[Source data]

- - - -

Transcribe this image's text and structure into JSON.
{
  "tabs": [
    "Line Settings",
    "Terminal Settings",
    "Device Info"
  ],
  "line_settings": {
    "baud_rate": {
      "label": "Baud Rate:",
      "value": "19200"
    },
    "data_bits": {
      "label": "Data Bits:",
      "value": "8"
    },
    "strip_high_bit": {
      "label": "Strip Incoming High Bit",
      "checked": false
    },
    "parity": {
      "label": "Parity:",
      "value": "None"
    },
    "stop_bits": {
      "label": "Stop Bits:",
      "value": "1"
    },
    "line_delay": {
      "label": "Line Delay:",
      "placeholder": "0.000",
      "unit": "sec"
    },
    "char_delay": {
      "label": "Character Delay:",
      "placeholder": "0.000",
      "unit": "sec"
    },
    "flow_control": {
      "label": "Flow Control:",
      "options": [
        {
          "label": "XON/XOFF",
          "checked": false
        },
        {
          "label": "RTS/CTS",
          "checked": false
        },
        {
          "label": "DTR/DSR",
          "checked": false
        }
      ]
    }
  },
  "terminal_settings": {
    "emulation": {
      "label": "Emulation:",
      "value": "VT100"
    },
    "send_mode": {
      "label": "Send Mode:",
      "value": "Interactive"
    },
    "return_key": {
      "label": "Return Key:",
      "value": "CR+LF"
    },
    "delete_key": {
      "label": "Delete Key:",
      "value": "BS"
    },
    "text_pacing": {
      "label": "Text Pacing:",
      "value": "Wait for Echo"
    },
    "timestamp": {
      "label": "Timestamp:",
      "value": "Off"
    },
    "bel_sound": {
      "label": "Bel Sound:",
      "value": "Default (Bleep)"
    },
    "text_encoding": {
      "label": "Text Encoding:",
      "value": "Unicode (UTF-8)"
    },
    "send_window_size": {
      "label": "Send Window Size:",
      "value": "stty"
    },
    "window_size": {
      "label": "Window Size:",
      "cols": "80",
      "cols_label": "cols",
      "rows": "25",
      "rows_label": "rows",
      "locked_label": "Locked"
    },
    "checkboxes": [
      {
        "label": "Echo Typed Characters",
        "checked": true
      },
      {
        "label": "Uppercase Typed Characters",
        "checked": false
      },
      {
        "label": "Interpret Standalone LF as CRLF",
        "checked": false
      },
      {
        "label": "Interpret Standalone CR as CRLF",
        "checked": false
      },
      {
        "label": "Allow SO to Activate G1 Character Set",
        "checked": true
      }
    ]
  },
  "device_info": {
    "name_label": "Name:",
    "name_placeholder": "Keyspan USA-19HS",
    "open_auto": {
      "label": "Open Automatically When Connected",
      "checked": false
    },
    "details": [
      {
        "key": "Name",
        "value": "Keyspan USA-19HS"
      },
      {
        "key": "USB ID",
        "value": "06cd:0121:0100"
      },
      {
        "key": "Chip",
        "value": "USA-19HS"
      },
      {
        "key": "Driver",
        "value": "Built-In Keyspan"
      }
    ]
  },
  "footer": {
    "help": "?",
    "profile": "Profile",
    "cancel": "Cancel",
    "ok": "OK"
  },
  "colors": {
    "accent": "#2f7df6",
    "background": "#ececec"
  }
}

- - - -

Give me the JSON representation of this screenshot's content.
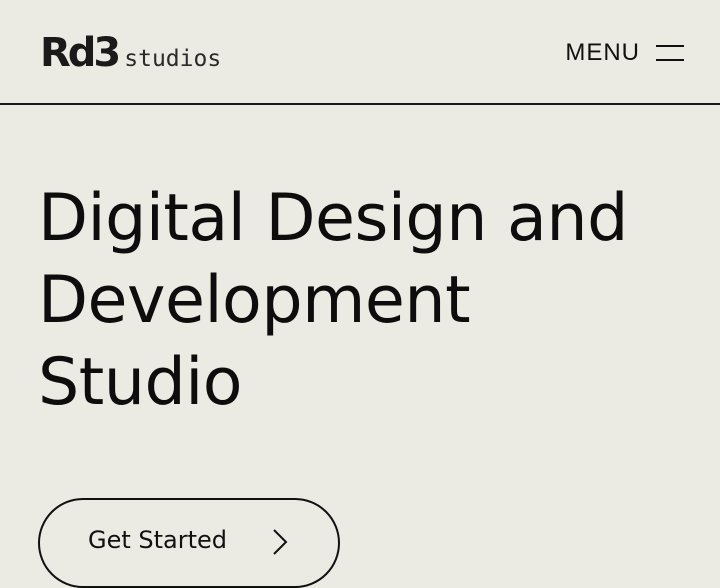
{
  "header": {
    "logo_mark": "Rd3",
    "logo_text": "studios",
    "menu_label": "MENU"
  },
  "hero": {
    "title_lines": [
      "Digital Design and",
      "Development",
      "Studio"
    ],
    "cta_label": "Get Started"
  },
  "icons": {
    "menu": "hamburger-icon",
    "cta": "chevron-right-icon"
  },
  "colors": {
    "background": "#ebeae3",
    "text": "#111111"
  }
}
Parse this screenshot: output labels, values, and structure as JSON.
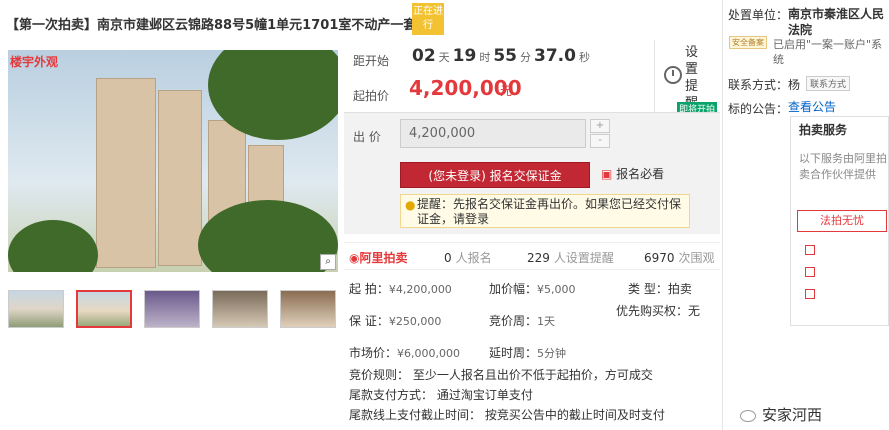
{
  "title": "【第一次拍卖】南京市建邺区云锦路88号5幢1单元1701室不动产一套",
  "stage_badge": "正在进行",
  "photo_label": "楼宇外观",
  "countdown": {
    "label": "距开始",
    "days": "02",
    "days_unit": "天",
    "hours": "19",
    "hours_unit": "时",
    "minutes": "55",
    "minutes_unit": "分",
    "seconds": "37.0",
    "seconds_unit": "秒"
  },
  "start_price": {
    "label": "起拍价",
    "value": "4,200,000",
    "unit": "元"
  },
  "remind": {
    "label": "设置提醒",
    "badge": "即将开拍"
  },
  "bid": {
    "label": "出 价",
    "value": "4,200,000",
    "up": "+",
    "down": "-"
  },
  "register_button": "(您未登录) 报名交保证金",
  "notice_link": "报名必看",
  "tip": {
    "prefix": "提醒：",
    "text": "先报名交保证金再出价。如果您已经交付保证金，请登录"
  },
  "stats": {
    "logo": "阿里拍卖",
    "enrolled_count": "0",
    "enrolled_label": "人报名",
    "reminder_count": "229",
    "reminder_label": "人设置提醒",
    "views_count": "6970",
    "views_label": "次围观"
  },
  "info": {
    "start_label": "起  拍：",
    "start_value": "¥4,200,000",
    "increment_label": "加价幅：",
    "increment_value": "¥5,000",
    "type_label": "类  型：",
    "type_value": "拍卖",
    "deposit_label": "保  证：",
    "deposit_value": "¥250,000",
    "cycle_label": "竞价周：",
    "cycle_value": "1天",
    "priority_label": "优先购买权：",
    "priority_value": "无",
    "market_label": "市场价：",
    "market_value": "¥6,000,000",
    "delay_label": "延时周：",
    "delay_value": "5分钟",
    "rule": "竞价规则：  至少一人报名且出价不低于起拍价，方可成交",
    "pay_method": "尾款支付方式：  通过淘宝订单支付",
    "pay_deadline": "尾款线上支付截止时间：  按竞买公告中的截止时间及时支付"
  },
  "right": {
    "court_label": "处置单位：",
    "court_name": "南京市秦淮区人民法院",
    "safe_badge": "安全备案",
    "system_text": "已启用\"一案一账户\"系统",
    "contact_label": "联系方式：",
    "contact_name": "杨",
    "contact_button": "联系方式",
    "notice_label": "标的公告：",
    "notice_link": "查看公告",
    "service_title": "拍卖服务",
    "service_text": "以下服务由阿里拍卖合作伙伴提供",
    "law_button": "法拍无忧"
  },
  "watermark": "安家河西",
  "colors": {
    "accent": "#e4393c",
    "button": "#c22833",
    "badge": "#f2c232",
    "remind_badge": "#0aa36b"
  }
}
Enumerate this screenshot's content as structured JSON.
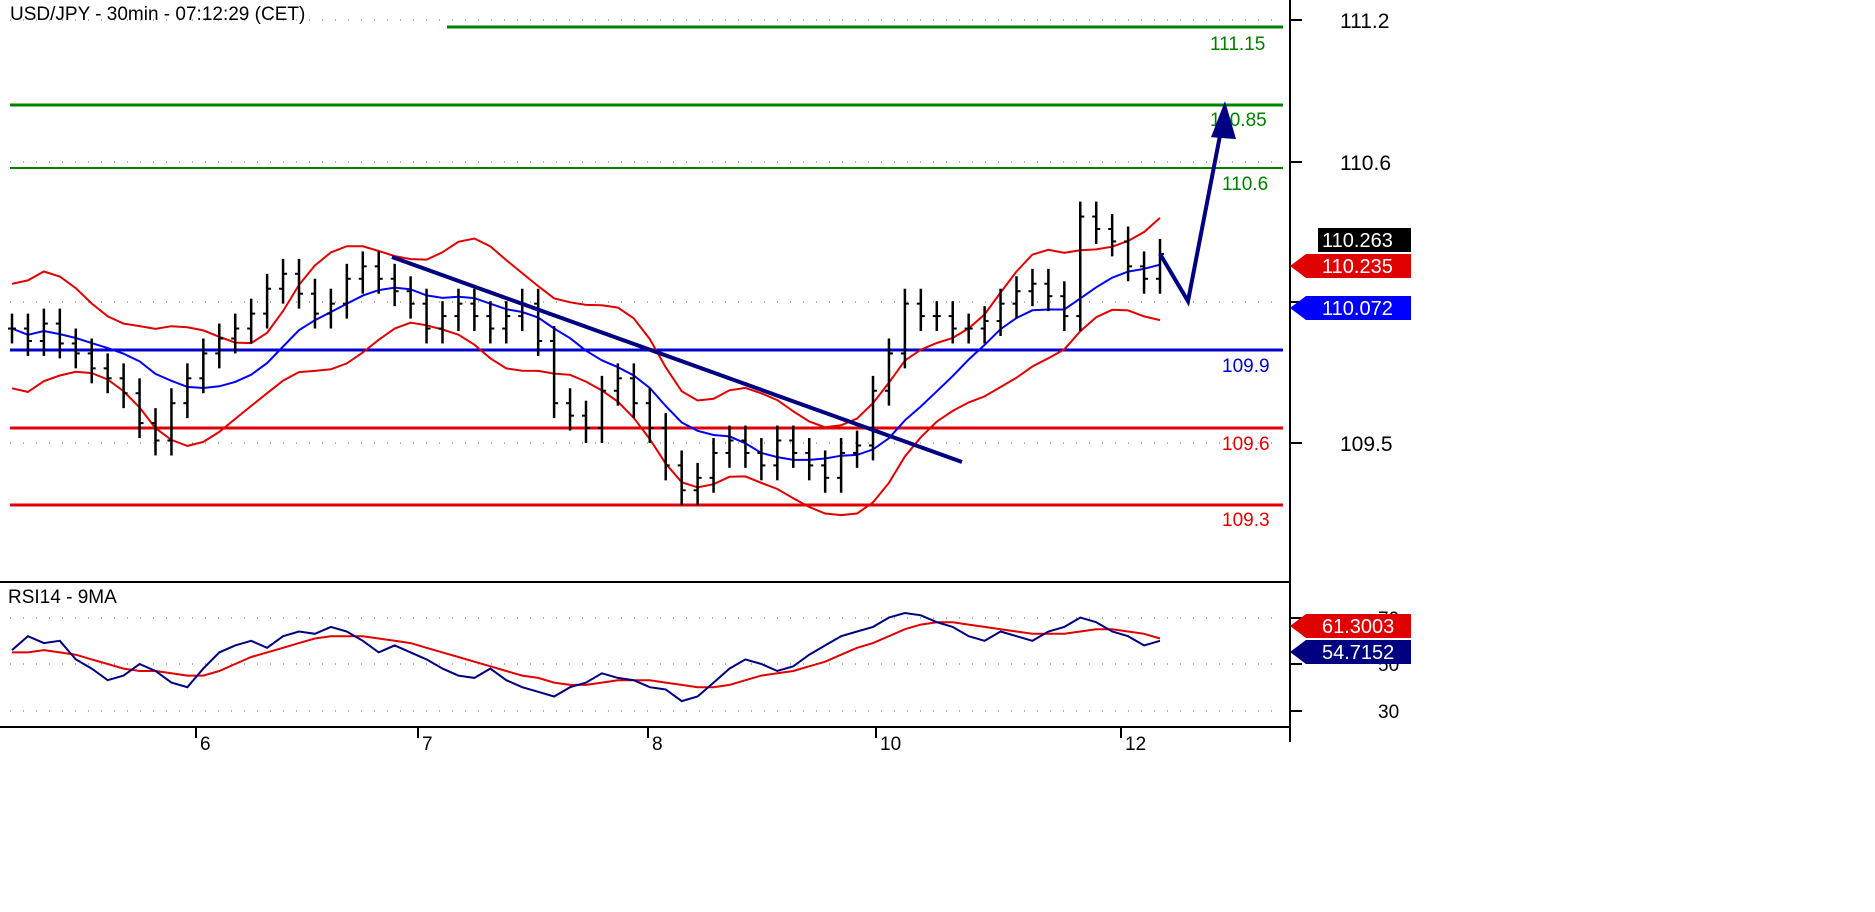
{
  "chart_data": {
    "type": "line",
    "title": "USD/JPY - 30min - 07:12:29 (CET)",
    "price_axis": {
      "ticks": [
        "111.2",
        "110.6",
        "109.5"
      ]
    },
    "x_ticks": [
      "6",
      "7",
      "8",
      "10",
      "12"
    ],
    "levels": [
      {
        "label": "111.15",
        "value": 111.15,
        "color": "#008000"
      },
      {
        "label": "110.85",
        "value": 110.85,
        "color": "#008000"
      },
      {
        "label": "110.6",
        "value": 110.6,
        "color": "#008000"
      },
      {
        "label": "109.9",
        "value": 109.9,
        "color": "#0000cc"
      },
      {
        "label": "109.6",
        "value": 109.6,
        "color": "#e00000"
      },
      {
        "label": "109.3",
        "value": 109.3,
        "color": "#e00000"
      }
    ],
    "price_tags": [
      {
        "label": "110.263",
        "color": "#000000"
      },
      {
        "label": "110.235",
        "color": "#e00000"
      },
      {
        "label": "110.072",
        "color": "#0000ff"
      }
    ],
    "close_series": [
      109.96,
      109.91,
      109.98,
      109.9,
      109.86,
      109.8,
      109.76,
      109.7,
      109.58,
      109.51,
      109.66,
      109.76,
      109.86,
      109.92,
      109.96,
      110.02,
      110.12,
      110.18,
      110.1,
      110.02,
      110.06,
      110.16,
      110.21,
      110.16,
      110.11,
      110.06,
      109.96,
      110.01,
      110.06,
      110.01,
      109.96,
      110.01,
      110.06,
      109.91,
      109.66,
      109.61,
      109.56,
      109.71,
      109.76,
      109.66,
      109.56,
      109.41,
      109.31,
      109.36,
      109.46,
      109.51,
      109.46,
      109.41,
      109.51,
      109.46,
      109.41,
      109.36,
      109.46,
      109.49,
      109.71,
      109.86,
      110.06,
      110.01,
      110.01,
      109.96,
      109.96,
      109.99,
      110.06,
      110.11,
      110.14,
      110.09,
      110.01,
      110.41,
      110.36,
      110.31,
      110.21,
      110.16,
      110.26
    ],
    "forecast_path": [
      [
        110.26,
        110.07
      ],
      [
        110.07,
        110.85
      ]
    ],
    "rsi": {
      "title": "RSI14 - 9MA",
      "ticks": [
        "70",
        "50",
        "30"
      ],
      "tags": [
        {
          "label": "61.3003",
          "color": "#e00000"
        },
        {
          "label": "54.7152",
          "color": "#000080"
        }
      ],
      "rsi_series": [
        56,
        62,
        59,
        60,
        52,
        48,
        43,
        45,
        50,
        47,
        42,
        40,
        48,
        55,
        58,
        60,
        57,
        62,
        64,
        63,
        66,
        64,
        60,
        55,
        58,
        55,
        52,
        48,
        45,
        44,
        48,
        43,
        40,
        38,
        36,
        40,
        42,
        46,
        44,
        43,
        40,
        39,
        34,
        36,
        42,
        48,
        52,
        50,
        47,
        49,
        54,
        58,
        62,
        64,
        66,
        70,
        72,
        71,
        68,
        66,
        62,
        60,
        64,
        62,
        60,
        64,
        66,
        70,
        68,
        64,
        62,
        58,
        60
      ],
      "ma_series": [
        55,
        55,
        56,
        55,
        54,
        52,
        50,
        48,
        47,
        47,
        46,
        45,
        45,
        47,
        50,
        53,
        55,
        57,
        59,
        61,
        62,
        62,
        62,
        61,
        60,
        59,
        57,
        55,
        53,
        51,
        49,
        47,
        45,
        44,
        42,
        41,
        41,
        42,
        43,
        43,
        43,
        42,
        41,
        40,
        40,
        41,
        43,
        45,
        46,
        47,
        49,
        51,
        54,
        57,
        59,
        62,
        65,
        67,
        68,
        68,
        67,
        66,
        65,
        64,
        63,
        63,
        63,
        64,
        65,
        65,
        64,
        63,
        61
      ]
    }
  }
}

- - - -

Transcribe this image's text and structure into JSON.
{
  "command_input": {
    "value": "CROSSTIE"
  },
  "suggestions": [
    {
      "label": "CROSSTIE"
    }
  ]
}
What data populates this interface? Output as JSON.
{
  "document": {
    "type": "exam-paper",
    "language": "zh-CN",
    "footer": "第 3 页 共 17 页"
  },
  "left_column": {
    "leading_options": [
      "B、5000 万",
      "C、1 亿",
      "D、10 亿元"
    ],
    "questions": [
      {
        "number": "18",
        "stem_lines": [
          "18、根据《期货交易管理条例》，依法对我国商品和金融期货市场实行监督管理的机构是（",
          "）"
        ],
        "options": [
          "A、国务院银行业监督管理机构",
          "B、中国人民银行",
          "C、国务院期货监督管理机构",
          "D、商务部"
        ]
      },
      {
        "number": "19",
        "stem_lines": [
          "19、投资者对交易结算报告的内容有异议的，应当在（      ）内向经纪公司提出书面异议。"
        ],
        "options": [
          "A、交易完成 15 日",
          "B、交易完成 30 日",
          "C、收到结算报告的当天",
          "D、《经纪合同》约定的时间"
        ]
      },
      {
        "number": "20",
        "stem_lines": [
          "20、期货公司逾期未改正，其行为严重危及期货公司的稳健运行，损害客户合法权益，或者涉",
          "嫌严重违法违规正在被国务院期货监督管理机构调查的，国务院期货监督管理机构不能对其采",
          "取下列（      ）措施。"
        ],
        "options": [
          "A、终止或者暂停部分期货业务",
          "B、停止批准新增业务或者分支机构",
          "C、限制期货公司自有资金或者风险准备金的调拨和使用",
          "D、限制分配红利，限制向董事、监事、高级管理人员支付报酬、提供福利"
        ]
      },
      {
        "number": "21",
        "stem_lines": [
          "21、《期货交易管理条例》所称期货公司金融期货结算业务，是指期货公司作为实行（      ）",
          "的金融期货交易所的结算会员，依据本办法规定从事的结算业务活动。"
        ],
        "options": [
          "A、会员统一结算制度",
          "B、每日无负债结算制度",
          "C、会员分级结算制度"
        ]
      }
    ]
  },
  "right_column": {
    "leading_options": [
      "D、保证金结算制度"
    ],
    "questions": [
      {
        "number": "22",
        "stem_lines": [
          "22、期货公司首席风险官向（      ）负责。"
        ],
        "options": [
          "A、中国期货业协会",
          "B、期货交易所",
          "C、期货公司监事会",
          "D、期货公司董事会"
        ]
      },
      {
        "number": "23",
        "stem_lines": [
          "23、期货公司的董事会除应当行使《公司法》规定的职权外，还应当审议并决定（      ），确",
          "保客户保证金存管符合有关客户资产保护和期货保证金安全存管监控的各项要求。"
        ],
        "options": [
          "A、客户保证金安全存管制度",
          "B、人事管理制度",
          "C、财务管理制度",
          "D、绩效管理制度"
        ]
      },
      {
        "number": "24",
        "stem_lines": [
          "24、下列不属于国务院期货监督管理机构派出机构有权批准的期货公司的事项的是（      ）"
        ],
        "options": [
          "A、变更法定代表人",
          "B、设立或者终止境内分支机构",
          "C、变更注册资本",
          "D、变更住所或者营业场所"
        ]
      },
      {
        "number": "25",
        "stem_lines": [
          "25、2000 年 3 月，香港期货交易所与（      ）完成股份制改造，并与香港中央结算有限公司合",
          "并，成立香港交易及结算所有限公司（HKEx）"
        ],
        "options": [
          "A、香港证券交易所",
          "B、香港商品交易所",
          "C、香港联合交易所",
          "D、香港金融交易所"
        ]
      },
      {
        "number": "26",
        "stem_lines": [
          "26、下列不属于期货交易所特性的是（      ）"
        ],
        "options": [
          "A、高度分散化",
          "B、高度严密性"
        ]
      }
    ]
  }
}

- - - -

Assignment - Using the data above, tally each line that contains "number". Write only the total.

Solution for this problem - 9